§ **WHAT YOU WILL DO**: Leave the images out and repeat the data exactly as given.

Stored dataset items
* * * * *

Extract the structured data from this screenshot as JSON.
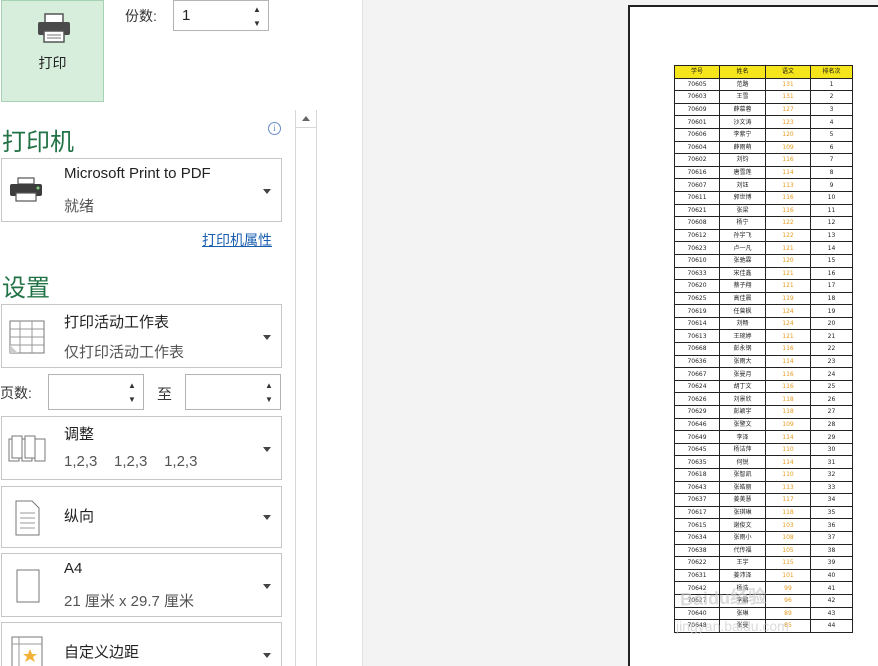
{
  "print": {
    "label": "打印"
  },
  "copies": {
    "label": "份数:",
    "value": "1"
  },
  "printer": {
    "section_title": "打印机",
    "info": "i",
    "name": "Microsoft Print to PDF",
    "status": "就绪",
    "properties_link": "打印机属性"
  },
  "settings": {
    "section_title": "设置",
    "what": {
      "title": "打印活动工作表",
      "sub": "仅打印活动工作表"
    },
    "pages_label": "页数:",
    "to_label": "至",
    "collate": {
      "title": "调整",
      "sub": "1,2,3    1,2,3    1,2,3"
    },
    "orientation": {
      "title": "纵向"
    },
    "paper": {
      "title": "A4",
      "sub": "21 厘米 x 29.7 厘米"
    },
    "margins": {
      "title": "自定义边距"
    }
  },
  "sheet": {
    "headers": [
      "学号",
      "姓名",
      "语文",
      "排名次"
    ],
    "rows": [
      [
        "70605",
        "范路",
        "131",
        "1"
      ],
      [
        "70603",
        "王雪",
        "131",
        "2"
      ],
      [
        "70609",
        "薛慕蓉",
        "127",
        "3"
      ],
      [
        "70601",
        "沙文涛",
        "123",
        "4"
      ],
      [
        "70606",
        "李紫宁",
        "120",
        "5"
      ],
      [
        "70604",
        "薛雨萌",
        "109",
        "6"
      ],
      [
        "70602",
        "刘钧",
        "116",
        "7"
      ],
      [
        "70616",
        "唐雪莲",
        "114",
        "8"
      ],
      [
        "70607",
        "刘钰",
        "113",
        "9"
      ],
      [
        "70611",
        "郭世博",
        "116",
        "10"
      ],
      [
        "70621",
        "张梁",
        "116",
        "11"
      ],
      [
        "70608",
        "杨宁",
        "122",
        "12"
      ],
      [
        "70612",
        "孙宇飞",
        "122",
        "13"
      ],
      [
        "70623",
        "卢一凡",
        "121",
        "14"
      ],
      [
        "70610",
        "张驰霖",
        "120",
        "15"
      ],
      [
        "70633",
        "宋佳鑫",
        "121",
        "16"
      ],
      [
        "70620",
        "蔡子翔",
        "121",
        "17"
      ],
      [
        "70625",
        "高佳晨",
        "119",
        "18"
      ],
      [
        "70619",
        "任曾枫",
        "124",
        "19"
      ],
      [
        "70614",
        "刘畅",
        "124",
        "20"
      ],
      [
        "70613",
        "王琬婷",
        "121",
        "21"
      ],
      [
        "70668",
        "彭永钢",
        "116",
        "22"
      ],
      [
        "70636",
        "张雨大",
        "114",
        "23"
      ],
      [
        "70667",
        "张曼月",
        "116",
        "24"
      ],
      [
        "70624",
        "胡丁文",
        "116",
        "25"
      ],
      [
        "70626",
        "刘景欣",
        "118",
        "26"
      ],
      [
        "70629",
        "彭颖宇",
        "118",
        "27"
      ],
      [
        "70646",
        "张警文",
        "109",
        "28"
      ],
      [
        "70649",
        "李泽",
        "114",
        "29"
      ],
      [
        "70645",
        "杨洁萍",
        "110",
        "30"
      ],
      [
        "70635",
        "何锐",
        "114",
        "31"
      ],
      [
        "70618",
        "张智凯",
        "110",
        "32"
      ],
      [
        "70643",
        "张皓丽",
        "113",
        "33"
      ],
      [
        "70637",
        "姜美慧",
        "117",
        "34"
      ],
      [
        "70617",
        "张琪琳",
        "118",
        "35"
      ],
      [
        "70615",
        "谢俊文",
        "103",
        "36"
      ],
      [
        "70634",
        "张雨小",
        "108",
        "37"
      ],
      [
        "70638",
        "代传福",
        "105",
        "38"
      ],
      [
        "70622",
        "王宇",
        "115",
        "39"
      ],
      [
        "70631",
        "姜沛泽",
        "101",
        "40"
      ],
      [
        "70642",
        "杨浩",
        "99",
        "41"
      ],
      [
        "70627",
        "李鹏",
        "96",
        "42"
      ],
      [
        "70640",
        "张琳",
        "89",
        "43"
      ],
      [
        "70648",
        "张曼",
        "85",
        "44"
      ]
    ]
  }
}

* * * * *

§ **WRITTEN RESPONSE**:
Extract the structured data from this screenshot as JSON.
{
  "print": {
    "label": "打印"
  },
  "copies": {
    "label": "份数:",
    "value": "1"
  },
  "printer": {
    "section_title": "打印机",
    "info": "i",
    "name": "Microsoft Print to PDF",
    "status": "就绪",
    "properties_link": "打印机属性"
  },
  "settings": {
    "section_title": "设置",
    "what": {
      "title": "打印活动工作表",
      "sub": "仅打印活动工作表"
    },
    "pages_label": "页数:",
    "to_label": "至",
    "collate": {
      "title": "调整",
      "sub": "1,2,3    1,2,3    1,2,3"
    },
    "orientation": {
      "title": "纵向"
    },
    "paper": {
      "title": "A4",
      "sub": "21 厘米 x 29.7 厘米"
    },
    "margins": {
      "title": "自定义边距"
    }
  },
  "sheet": {
    "headers": [
      "学号",
      "姓名",
      "语文",
      "排名次"
    ],
    "rows": [
      [
        "70605",
        "范路",
        "131",
        "1"
      ],
      [
        "70603",
        "王雪",
        "131",
        "2"
      ],
      [
        "70609",
        "薛慕蓉",
        "127",
        "3"
      ],
      [
        "70601",
        "沙文涛",
        "123",
        "4"
      ],
      [
        "70606",
        "李紫宁",
        "120",
        "5"
      ],
      [
        "70604",
        "薛雨萌",
        "109",
        "6"
      ],
      [
        "70602",
        "刘钧",
        "116",
        "7"
      ],
      [
        "70616",
        "唐雪莲",
        "114",
        "8"
      ],
      [
        "70607",
        "刘钰",
        "113",
        "9"
      ],
      [
        "70611",
        "郭世博",
        "116",
        "10"
      ],
      [
        "70621",
        "张梁",
        "116",
        "11"
      ],
      [
        "70608",
        "杨宁",
        "122",
        "12"
      ],
      [
        "70612",
        "孙宇飞",
        "122",
        "13"
      ],
      [
        "70623",
        "卢一凡",
        "121",
        "14"
      ],
      [
        "70610",
        "张驰霖",
        "120",
        "15"
      ],
      [
        "70633",
        "宋佳鑫",
        "121",
        "16"
      ],
      [
        "70620",
        "蔡子翔",
        "121",
        "17"
      ],
      [
        "70625",
        "高佳晨",
        "119",
        "18"
      ],
      [
        "70619",
        "任曾枫",
        "124",
        "19"
      ],
      [
        "70614",
        "刘畅",
        "124",
        "20"
      ],
      [
        "70613",
        "王琬婷",
        "121",
        "21"
      ],
      [
        "70668",
        "彭永钢",
        "116",
        "22"
      ],
      [
        "70636",
        "张雨大",
        "114",
        "23"
      ],
      [
        "70667",
        "张曼月",
        "116",
        "24"
      ],
      [
        "70624",
        "胡丁文",
        "116",
        "25"
      ],
      [
        "70626",
        "刘景欣",
        "118",
        "26"
      ],
      [
        "70629",
        "彭颖宇",
        "118",
        "27"
      ],
      [
        "70646",
        "张警文",
        "109",
        "28"
      ],
      [
        "70649",
        "李泽",
        "114",
        "29"
      ],
      [
        "70645",
        "杨洁萍",
        "110",
        "30"
      ],
      [
        "70635",
        "何锐",
        "114",
        "31"
      ],
      [
        "70618",
        "张智凯",
        "110",
        "32"
      ],
      [
        "70643",
        "张皓丽",
        "113",
        "33"
      ],
      [
        "70637",
        "姜美慧",
        "117",
        "34"
      ],
      [
        "70617",
        "张琪琳",
        "118",
        "35"
      ],
      [
        "70615",
        "谢俊文",
        "103",
        "36"
      ],
      [
        "70634",
        "张雨小",
        "108",
        "37"
      ],
      [
        "70638",
        "代传福",
        "105",
        "38"
      ],
      [
        "70622",
        "王宇",
        "115",
        "39"
      ],
      [
        "70631",
        "姜沛泽",
        "101",
        "40"
      ],
      [
        "70642",
        "杨浩",
        "99",
        "41"
      ],
      [
        "70627",
        "李鹏",
        "96",
        "42"
      ],
      [
        "70640",
        "张琳",
        "89",
        "43"
      ],
      [
        "70648",
        "张曼",
        "85",
        "44"
      ]
    ]
  }
}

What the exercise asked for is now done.